Sun, coffee and bacteria
These three ingredients, which for some people equal ‘holiday’, were the subjects of a study pursued by a few EPFL students during the summer in the laboratories of the Universidad del Valle in Cali, Colombia and this, in the framework of the EPFL-UNIVALLE biannual plan.
The Tropics let nobody down and the sun was indeed shining. Hachem Zneidi and GAOX researchers use this inexhaustible source of energy to decontaminate water from a variety of chemical and biological pollutants. The roof terrace has been transformed into an open-air lab where pumps, pipes and mirrors are piling up with a view to developing various treatments which allegedly have the advantage of being very energy-efficient and therefore rather inexpensive.
Yahya Benzarti is typing on a keyboard; not exactly a travelogue but rather statistical methods which make it possible to classify coffee according to its species, variety and even origin.
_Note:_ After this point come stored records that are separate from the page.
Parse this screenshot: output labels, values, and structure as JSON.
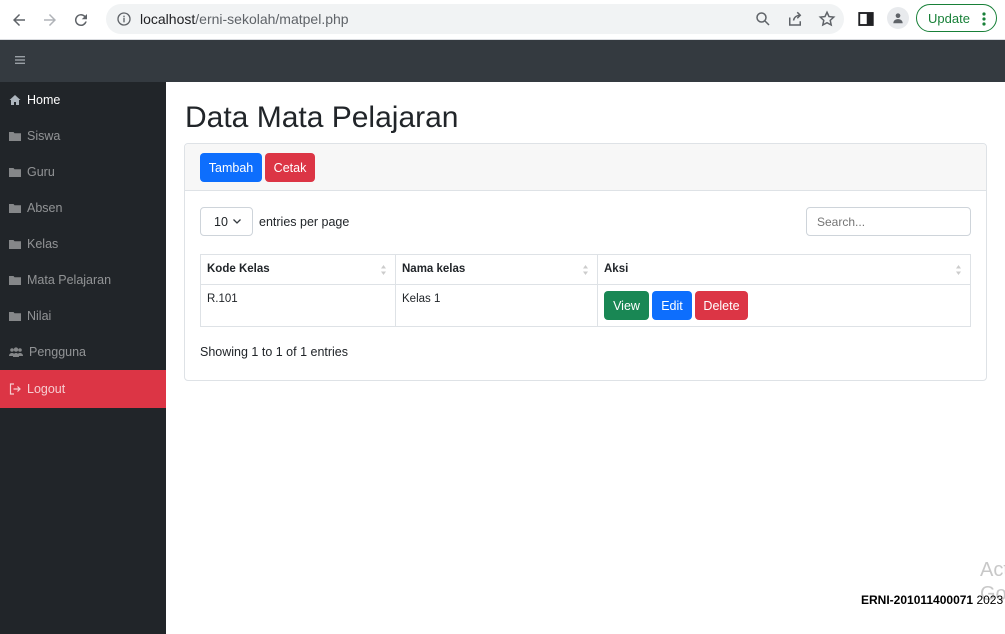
{
  "browser": {
    "url_host": "localhost",
    "url_path": "/erni-sekolah/matpel.php",
    "update_label": "Update"
  },
  "sidebar": {
    "items": [
      {
        "label": "Home",
        "icon": "home-icon"
      },
      {
        "label": "Siswa",
        "icon": "folder-icon"
      },
      {
        "label": "Guru",
        "icon": "folder-icon"
      },
      {
        "label": "Absen",
        "icon": "folder-icon"
      },
      {
        "label": "Kelas",
        "icon": "folder-icon"
      },
      {
        "label": "Mata Pelajaran",
        "icon": "folder-icon"
      },
      {
        "label": "Nilai",
        "icon": "folder-icon"
      },
      {
        "label": "Pengguna",
        "icon": "users-icon"
      }
    ],
    "logout_label": "Logout"
  },
  "main": {
    "title": "Data Mata Pelajaran",
    "add_label": "Tambah",
    "print_label": "Cetak",
    "entries_value": "10",
    "entries_label": "entries per page",
    "search_placeholder": "Search...",
    "table": {
      "headers": [
        "Kode Kelas",
        "Nama kelas",
        "Aksi"
      ],
      "rows": [
        {
          "kode": "R.101",
          "nama": "Kelas 1",
          "view": "View",
          "edit": "Edit",
          "delete": "Delete"
        }
      ]
    },
    "info": "Showing 1 to 1 of 1 entries"
  },
  "footer": {
    "signature": "ERNI-201011400071",
    "year": "2023",
    "watermark": "Act\nGo"
  },
  "colors": {
    "primary": "#0d6efd",
    "danger": "#dc3545",
    "success": "#198754",
    "sidebar_bg": "#212529",
    "topbar_bg": "#343a40"
  }
}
DAMRN researchers have indeed enhanced an expert system which draws up a profile of each coffee sample by way of nuclear magnetic resonance in an entirely automated manner. Yahya’s task is to process this huge amount of data – online and in a transparent way – so as to generate automatic reports for Almacafé, the entity in charge of monitoring Colombian coffee sold worldwide.
The four remaining students – Natasa Stojanovic, Quentin Cabrol, Gael Grosh and Gabriel Laupre – focused on bacteria. As opposed to the ones which ruin our holidays, those are under control in a bioreactor, the sole environment in which they are willing to fulfil their obligations: fix the nitrogen contained in water in the form of ammonium salt or nitrates, among others, and to release it in the form of gaseous N2. These salts, used massively by local industries and for agriculture, are slowly asphyxiating rivers and streams and their fauna. Their mission: creating a completely automated bioreactor prototype capable of determining what are the optimal conditions for anammox bacteria – a project that may take up months.
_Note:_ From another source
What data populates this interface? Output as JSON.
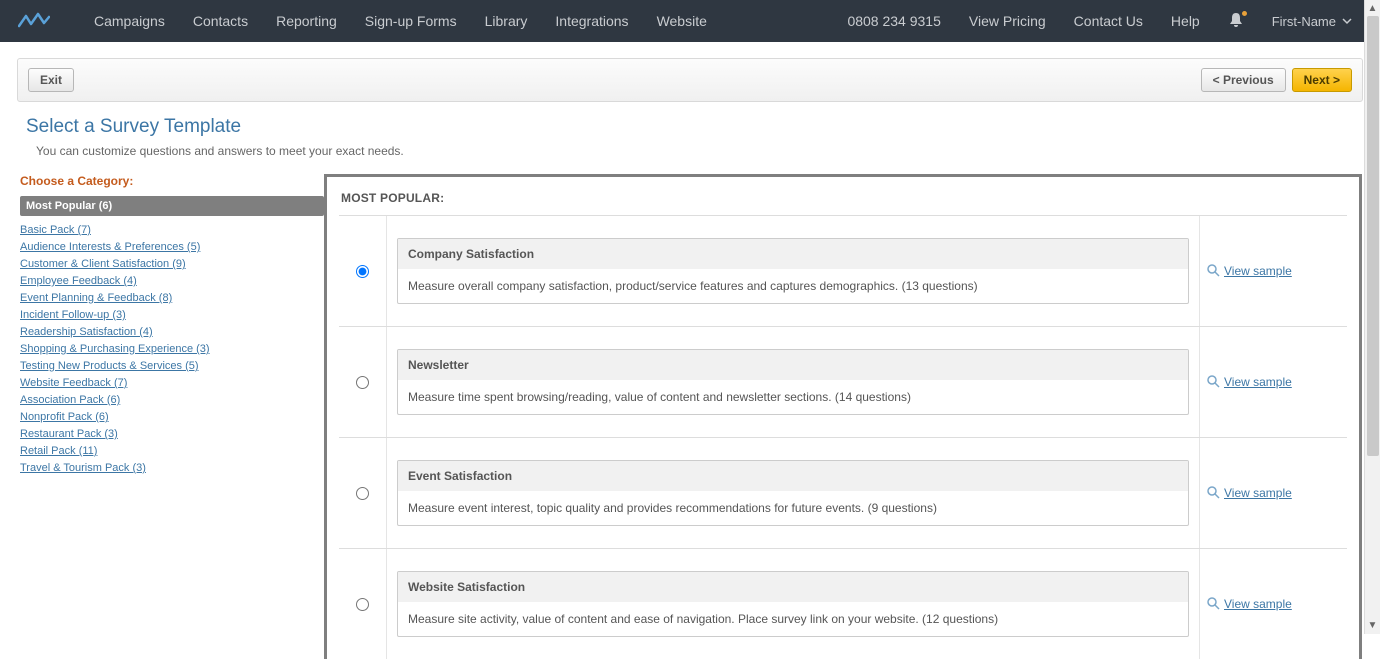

For several years, the biannual plan set up by EPFL and the Universidad del Valle - UNIVALLE (Cali, Colombia)— has set the stage for collaborations between research groups from both Switzerland and Colombia. In addition to this ‘seed’ contribution brought by EPFL and UNIVALLE, these projects were supported by various Colombian institutions as well as by the FNS and the Agency for Development and Cooperation in Switzerland for a total amount of about CHF 3 million. This has led to the completion of many PhDs in both countries as well as joint publications in those leading scientific journals that focus on the topics addressed.
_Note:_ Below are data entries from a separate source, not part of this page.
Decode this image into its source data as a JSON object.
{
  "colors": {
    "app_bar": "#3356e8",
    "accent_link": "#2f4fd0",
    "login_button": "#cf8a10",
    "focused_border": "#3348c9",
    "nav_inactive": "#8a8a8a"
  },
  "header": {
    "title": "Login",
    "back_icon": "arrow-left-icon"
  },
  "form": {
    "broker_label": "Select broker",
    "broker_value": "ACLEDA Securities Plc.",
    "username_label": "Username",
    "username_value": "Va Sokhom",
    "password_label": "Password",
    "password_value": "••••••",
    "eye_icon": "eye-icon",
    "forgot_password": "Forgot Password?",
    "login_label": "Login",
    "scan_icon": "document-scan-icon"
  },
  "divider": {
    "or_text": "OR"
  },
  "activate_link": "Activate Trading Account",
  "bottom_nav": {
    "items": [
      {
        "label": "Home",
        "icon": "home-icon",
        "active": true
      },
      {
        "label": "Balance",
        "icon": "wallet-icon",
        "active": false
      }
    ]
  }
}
It is against this background that a large number of researchers, young and not so young, jointly endeavour to offer innovative solutions to ongoing issues, in particular that of water contamination, but also that of access to high-tech IT tools. These collaborations are created, maintained and may change over time, yet they are always based on the willpower and availability of those who believe in research for all. In all cases, these exchanges lead to unforgettable and formative professional experiences. In the report above, we described the experience of 6 EPFL students travelling to Colombia, and as you read these lines, 3 students from Cali are sharing the life of the EPFL campus, as though science knew no borders!